One of the things that came up in our discussion was gentrification and historic preservation. We didn’t get to spend much time talking about that, honestly that could be an entire series on it’s own. But it did bring up some interesting ideas about the differences in gentrification between urban and rural areas. Of course, the displacement of people is never the goal of historic preservation, as Hannah points out, but sometimes it can be an undesired outcome. How this plays out in rural towns is quite different. Ultimately, historic preservation should be one part of a larger effort to improve the lives of all citizens. This is a conversation happening throughout the field and is important to continue exploring. Check out some of the resources we’ve linked at the end.
We also heard a little bit about what it’s like being new and learning a lot on the job.

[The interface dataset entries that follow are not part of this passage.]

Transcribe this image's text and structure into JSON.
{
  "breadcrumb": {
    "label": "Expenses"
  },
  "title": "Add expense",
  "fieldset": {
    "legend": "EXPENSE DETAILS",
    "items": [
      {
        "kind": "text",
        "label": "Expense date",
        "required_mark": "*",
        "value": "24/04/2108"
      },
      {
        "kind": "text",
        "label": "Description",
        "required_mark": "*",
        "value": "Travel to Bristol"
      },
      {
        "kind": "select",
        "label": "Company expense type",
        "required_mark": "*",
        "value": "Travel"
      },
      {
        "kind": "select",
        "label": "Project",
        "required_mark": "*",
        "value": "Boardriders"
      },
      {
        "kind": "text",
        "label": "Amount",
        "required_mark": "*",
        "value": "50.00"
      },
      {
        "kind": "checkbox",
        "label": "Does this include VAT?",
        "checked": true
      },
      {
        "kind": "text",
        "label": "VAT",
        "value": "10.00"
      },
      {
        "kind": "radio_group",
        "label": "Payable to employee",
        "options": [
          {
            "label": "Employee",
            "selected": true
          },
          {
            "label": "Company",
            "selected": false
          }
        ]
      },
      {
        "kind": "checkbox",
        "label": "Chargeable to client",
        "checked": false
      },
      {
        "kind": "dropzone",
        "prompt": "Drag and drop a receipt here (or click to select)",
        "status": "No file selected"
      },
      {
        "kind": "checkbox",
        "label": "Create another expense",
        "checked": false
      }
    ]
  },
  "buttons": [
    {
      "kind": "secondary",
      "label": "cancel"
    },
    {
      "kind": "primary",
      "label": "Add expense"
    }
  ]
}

It can be daunting starting out in a new career and who hasn’t dealt with their fair share of imposter syndrome? While Hannah is learning a great deal from those ahead of her, she also has fresh eyes and informed critiques of some common historic preservation and design tools.
Be sure to listen to our full conversation with Hannah here and subscribe so you never miss an episode of What Would Jane Do?.
Felix, Erik. “S1E3: Saving Places with Sehila Mota Casper.” Produced by TICCO. Shaping Cities. April 7, 2020. Podcast.
All images are property of Hannah Ratzlaff & Kollectivo Design Group (unless otherwise states).